The MicroWorlds Lab

Collaboratively exploring stories to discover the dynamics of human history

How do we tell rich, captivating stories about unique historical individuals, communities or events that give us deep insight into lived human experiences?  In this lab, we’ll answer that question by doing it — by exploring the often overlooked or silenced voices of history, and by learning from each other as we create the stories that dynamically link the past to the present and that are vitally relevant to shaping our future.



Located at 101 Classroom Building, the MicroWorlds Lab is a physical, social and intellectual space to research and write historical stories through microanalytical methods and practices by: providing a community environment for undergraduate learning and exploration, as well as scholarly experimentation, in microhistory; training and supporting graduate students in their research and writing, and in mentoring and teaching undergraduates; engaging faculty and students together in classes, workshops, and ongoing collaborative projects; and fostering public knowledge about humanistic inquiry through partnerships, workshops, guest speakers, and conferences.

What can you do in the lab?

Enjoy stimulating conversation and collaborative activities:

  • Learn microanalytical methods for your current project. Get ideas for future projects.
  • Participate in workshops on topics like oral history, social network analysis, narrative, etc.
  • Explore a research interest through thematic research groups.
  • And more!

How can you get involved?

Undergraduate Students

Research historical stories that matter to you, to create your own meaningful MicroWorld.  Join faculty and grad students in exciting collaborative projects through “Embedded” and “Affiliated” courses, workshops, and public events.  All undergraduate majors are welcome!

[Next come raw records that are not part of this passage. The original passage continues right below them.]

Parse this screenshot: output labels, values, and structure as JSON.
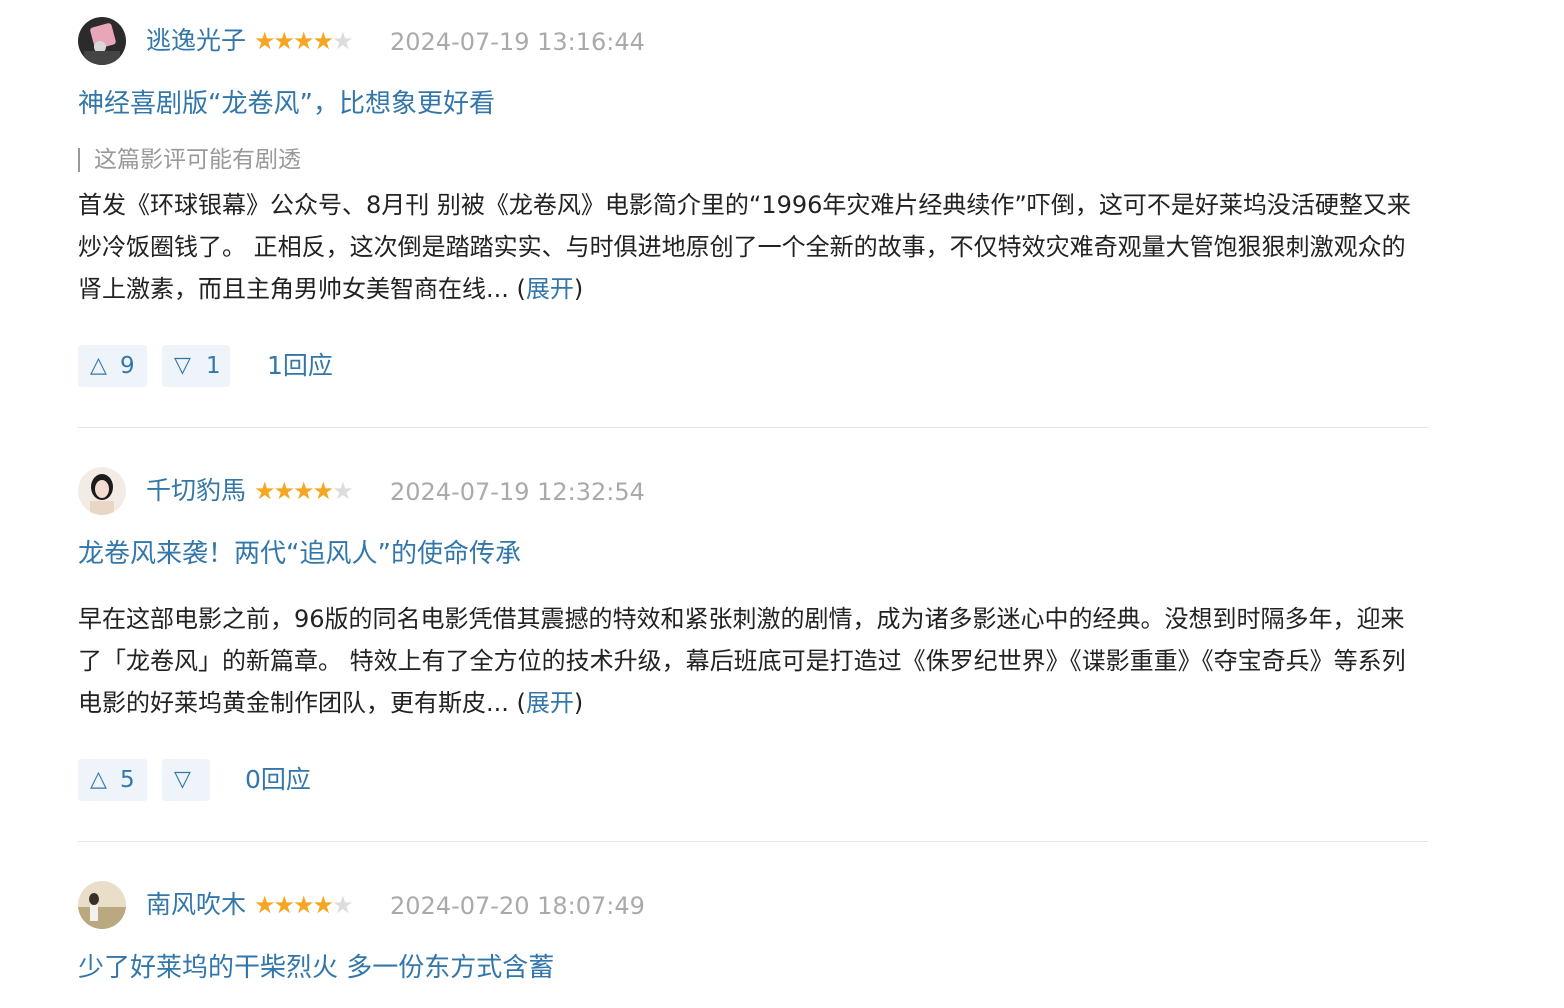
{
  "reviews": [
    {
      "author": "逃逸光子",
      "rating": 4,
      "rating_max": 5,
      "date": "2024-07-19 13:16:44",
      "title": "神经喜剧版“龙卷风”，比想象更好看",
      "spoiler": "这篇影评可能有剧透",
      "excerpt": "首发《环球银幕》公众号、8月刊 别被《龙卷风》电影简介里的“1996年灾难片经典续作”吓倒，这可不是好莱坞没活硬整又来炒冷饭圈钱了。 正相反，这次倒是踏踏实实、与时俱进地原创了一个全新的故事，不仅特效灾难奇观量大管饱狠狠刺激观众的肾上激素，而且主角男帅女美智商在线...",
      "expand_open": " (",
      "expand_label": "展开",
      "expand_close": ")",
      "useful_icon": "△",
      "useful_count": "9",
      "useless_icon": "▽",
      "useless_count": "1",
      "replies": "1回应"
    },
    {
      "author": "千切豹馬",
      "rating": 4,
      "rating_max": 5,
      "date": "2024-07-19 12:32:54",
      "title": "龙卷风来袭！两代“追风人”的使命传承",
      "excerpt": "早在这部电影之前，96版的同名电影凭借其震撼的特效和紧张刺激的剧情，成为诸多影迷心中的经典。没想到时隔多年，迎来了「龙卷风」的新篇章。 特效上有了全方位的技术升级，幕后班底可是打造过《侏罗纪世界》《谍影重重》《夺宝奇兵》等系列电影的好莱坞黄金制作团队，更有斯皮...",
      "expand_open": " (",
      "expand_label": "展开",
      "expand_close": ")",
      "useful_icon": "△",
      "useful_count": "5",
      "useless_icon": "▽",
      "useless_count": "",
      "replies": "0回应"
    },
    {
      "author": "南风吹木",
      "rating": 4,
      "rating_max": 5,
      "date": "2024-07-20 18:07:49",
      "title": "少了好莱坞的干柴烈火 多一份东方式含蓄"
    }
  ],
  "colors": {
    "link": "#3377aa",
    "star_on": "#f5a623",
    "star_off": "#dddddd",
    "muted": "#aaaaaa",
    "vote_bg": "#eef4f9"
  },
  "icons": {
    "star": "★",
    "useful": "triangle-up-outline-icon",
    "useless": "triangle-down-outline-icon"
  }
}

Graduate Students

All Duke graduate students are invited to participate in lab activities.  Five graduate students annually will receive support to teach and mentor undergraduates in the lab, and to train in microhistorical methods for their own research and writing.



There are two flexible ways to take part in the lab:

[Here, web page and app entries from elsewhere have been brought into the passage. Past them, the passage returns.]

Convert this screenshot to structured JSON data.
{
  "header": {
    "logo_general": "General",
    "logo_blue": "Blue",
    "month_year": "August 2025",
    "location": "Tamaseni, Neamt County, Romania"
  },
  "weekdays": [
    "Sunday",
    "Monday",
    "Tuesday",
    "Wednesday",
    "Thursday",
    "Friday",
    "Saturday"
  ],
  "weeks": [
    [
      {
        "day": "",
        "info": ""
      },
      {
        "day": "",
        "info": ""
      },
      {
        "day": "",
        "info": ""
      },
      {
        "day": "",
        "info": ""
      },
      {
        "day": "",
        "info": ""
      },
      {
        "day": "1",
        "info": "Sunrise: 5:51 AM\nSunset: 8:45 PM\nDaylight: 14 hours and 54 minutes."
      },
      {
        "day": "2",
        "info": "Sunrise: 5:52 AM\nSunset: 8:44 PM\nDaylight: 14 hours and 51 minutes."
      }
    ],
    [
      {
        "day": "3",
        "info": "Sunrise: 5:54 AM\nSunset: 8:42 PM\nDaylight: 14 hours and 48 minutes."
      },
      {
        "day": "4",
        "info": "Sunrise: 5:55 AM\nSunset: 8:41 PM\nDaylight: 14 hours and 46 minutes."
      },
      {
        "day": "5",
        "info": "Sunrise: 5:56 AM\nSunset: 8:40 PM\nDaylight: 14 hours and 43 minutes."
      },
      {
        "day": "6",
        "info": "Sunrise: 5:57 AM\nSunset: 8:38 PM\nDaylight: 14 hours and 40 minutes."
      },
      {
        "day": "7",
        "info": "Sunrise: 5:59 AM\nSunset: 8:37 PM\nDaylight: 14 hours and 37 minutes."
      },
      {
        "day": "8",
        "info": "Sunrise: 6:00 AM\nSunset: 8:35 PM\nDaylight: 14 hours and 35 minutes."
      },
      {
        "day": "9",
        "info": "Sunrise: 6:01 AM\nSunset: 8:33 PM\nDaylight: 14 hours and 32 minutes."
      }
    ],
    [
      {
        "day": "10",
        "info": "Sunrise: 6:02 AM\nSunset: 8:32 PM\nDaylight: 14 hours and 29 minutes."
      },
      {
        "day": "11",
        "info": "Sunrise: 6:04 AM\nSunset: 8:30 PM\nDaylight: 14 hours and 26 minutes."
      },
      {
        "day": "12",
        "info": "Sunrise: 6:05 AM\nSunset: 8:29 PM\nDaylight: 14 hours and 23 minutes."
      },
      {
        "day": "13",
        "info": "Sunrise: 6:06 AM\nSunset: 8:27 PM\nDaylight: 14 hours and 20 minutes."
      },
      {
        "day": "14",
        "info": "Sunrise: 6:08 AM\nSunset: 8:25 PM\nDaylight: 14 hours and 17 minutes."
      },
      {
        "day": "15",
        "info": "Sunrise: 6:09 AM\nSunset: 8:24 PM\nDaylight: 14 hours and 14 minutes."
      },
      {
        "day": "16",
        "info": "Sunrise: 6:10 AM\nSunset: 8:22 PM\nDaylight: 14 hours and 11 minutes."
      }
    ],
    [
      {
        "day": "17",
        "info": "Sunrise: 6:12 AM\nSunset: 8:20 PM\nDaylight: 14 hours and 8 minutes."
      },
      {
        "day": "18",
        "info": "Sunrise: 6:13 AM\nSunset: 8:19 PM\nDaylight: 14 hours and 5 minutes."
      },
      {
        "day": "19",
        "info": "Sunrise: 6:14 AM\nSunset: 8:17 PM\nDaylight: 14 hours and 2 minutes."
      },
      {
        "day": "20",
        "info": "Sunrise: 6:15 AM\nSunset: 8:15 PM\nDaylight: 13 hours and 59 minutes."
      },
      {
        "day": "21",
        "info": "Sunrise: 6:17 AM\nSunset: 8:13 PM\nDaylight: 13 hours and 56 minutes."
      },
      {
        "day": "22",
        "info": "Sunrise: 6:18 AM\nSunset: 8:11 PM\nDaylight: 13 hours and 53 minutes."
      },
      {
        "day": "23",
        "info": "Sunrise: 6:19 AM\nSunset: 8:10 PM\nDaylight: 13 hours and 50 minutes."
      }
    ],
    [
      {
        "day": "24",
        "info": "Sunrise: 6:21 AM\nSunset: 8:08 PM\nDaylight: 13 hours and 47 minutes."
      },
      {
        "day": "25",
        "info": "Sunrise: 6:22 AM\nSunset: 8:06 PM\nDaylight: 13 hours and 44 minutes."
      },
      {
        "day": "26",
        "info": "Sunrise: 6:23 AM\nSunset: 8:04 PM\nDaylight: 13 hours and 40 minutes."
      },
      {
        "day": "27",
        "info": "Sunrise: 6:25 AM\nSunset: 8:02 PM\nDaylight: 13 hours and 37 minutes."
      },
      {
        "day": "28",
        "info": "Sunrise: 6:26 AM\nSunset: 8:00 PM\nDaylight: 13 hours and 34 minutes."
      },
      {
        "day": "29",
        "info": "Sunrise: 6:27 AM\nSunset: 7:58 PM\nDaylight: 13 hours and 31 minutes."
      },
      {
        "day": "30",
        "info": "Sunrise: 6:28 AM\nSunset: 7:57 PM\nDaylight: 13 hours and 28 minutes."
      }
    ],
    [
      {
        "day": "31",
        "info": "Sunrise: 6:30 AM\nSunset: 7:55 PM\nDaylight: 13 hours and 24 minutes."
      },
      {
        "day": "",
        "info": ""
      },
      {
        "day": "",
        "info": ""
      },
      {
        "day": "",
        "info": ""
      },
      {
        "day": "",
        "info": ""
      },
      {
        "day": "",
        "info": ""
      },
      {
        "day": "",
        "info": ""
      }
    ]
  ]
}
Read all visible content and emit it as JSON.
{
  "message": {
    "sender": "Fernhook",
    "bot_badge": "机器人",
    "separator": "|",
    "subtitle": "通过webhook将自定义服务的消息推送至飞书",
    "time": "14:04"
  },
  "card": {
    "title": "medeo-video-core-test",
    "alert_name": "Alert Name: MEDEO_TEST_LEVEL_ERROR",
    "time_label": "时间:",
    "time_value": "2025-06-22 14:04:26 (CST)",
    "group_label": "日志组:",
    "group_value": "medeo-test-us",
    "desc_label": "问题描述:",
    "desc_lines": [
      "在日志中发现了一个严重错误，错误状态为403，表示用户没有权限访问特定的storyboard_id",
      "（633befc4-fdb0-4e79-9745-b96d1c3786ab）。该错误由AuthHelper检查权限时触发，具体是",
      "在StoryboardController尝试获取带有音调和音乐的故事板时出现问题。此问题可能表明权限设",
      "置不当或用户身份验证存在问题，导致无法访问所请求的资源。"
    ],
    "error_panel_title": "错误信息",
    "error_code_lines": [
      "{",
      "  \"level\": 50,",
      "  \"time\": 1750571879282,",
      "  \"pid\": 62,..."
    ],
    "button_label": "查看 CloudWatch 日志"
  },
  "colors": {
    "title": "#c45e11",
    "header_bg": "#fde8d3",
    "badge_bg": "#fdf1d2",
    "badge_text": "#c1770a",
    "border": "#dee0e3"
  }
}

  1. Core Participant.  Embed your course in the lab for a semester.
  2. Affiliate.  Link your course to the lab with workshops or teaching activities; collaborate in an ongoing research group; propose and host a guest speaker; and more.

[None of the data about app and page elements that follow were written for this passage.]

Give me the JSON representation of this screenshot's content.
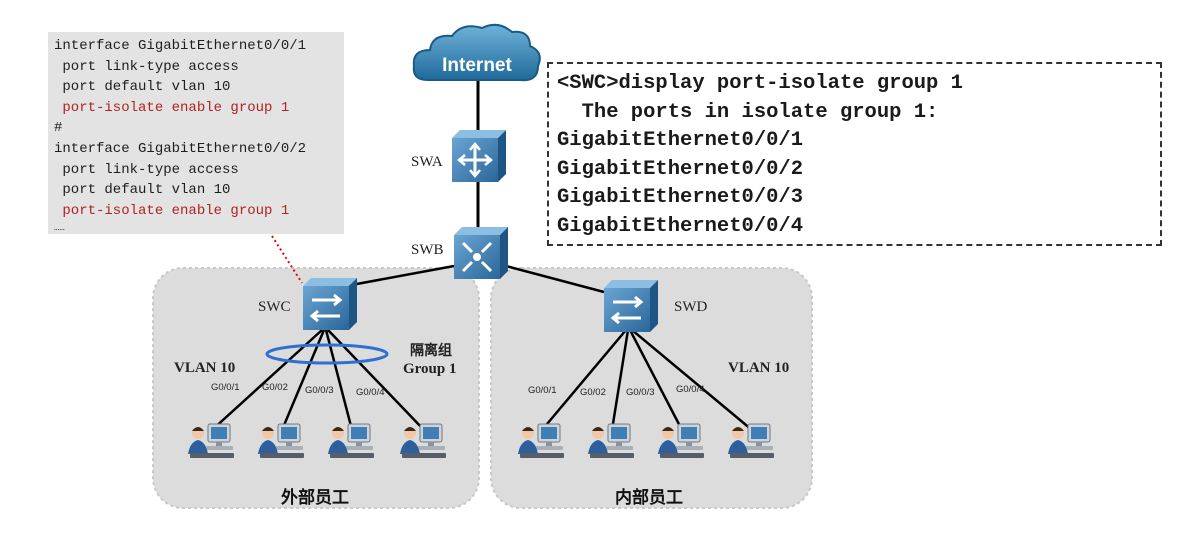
{
  "config": {
    "lines": [
      {
        "text": "interface GigabitEthernet0/0/1",
        "highlight": false
      },
      {
        "text": " port link-type access",
        "highlight": false
      },
      {
        "text": " port default vlan 10",
        "highlight": false
      },
      {
        "text": " port-isolate enable group 1",
        "highlight": true
      },
      {
        "text": "#",
        "highlight": false
      },
      {
        "text": "interface GigabitEthernet0/0/2",
        "highlight": false
      },
      {
        "text": " port link-type access",
        "highlight": false
      },
      {
        "text": " port default vlan 10",
        "highlight": false
      },
      {
        "text": " port-isolate enable group 1",
        "highlight": true
      }
    ],
    "ellipsis": "……"
  },
  "console": {
    "lines": [
      "<SWC>display port-isolate group 1",
      "  The ports in isolate group 1:",
      "GigabitEthernet0/0/1",
      "GigabitEthernet0/0/2",
      "GigabitEthernet0/0/3",
      "GigabitEthernet0/0/4"
    ]
  },
  "cloud_label": "Internet",
  "devices": {
    "swa": "SWA",
    "swb": "SWB",
    "swc": "SWC",
    "swd": "SWD"
  },
  "left_zone": {
    "vlan": "VLAN 10",
    "group_cn": "隔离组",
    "group_en": "Group 1",
    "ports": [
      "G0/0/1",
      "G0/02",
      "G0/0/3",
      "G0/0/4"
    ],
    "title": "外部员工"
  },
  "right_zone": {
    "vlan": "VLAN 10",
    "ports": [
      "G0/0/1",
      "G0/02",
      "G0/0/3",
      "G0/0/4"
    ],
    "title": "内部员工"
  },
  "colors": {
    "zone_fill": "#dcdcdc",
    "zone_border": "#c8c8c8",
    "config_bg": "#e3e3e3",
    "highlight_text": "#b22222",
    "isolation_ring": "#2f6fd1",
    "cloud": "#2f7fb0",
    "switch_face": "#3d7fb5",
    "dotted_connector": "#cc1111"
  }
}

HOME page banner image: Detail of Pauleus Vital’s “Fishermen’s Big Catch” (1968)